*** Opening of EXTRACTED MATERIAL ***
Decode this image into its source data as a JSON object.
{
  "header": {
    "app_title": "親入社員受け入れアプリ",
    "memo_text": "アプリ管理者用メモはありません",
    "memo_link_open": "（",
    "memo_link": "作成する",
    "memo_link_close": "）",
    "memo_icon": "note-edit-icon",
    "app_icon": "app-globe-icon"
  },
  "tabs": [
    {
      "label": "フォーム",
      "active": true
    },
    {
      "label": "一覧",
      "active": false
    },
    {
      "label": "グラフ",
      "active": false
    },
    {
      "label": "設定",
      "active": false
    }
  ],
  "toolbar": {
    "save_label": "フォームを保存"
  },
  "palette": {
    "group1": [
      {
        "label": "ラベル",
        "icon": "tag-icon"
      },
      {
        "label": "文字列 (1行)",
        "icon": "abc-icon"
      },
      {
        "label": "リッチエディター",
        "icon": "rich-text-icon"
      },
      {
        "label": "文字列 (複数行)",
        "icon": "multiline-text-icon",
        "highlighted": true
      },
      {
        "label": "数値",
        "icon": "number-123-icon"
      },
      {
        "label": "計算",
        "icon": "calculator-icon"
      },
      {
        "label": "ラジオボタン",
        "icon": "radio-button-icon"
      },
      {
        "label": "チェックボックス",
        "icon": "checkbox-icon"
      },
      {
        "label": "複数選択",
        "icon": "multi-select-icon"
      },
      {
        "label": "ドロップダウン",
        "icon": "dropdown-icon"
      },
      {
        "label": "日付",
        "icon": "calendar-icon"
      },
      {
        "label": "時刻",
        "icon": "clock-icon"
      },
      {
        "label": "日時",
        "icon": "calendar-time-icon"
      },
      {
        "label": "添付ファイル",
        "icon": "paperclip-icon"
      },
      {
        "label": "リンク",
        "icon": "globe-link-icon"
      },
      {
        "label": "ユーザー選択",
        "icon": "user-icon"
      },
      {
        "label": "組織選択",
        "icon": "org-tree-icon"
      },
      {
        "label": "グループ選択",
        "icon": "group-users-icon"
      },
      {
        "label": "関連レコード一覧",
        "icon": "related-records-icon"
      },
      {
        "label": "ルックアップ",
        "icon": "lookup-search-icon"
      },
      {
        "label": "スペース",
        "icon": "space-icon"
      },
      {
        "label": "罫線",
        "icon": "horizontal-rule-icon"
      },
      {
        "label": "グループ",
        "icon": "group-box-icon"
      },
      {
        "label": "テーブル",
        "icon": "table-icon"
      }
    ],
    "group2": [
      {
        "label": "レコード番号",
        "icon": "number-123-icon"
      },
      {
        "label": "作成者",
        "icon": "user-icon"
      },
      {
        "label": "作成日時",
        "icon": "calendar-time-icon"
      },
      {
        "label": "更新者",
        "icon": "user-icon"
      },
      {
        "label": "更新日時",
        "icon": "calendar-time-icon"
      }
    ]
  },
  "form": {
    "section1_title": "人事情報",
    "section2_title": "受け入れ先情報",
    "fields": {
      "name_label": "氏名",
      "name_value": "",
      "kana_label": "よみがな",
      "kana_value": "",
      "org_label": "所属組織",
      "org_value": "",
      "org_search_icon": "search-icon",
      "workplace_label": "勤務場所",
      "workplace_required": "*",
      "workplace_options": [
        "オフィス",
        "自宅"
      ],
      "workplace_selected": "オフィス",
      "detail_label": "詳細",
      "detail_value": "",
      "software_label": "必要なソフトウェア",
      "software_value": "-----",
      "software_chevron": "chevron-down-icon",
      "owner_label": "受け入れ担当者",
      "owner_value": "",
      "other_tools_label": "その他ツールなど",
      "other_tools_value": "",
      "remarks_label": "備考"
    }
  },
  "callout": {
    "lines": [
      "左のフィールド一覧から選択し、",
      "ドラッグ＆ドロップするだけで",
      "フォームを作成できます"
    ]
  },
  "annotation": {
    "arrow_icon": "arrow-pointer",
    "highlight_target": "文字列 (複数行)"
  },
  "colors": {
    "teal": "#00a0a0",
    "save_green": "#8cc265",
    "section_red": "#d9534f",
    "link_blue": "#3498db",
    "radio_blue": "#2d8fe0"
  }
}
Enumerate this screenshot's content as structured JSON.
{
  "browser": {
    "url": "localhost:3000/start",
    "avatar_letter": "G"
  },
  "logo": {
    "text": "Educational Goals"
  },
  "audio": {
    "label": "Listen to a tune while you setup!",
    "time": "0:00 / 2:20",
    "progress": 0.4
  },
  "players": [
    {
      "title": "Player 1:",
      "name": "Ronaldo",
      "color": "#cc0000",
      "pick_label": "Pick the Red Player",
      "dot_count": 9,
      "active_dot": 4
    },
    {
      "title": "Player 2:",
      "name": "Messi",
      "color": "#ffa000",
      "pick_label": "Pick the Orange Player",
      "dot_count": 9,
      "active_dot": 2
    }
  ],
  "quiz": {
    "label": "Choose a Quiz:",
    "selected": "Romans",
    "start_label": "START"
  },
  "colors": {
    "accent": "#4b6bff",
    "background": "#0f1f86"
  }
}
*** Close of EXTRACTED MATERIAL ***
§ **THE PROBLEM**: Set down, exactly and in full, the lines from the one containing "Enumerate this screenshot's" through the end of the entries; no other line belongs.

§ **OUTPUT BELOW**:
Enumerate this screenshot's content as structured JSON.
{
  "browser": {
    "url": "localhost:3000/start",
    "avatar_letter": "G"
  },
  "logo": {
    "text": "Educational Goals"
  },
  "audio": {
    "label": "Listen to a tune while you setup!",
    "time": "0:00 / 2:20",
    "progress": 0.4
  },
  "players": [
    {
      "title": "Player 1:",
      "name": "Ronaldo",
      "color": "#cc0000",
      "pick_label": "Pick the Red Player",
      "dot_count": 9,
      "active_dot": 4
    },
    {
      "title": "Player 2:",
      "name": "Messi",
      "color": "#ffa000",
      "pick_label": "Pick the Orange Player",
      "dot_count": 9,
      "active_dot": 2
    }
  ],
  "quiz": {
    "label": "Choose a Quiz:",
    "selected": "Romans",
    "start_label": "START"
  },
  "colors": {
    "accent": "#4b6bff",
    "background": "#0f1f86"
  }
}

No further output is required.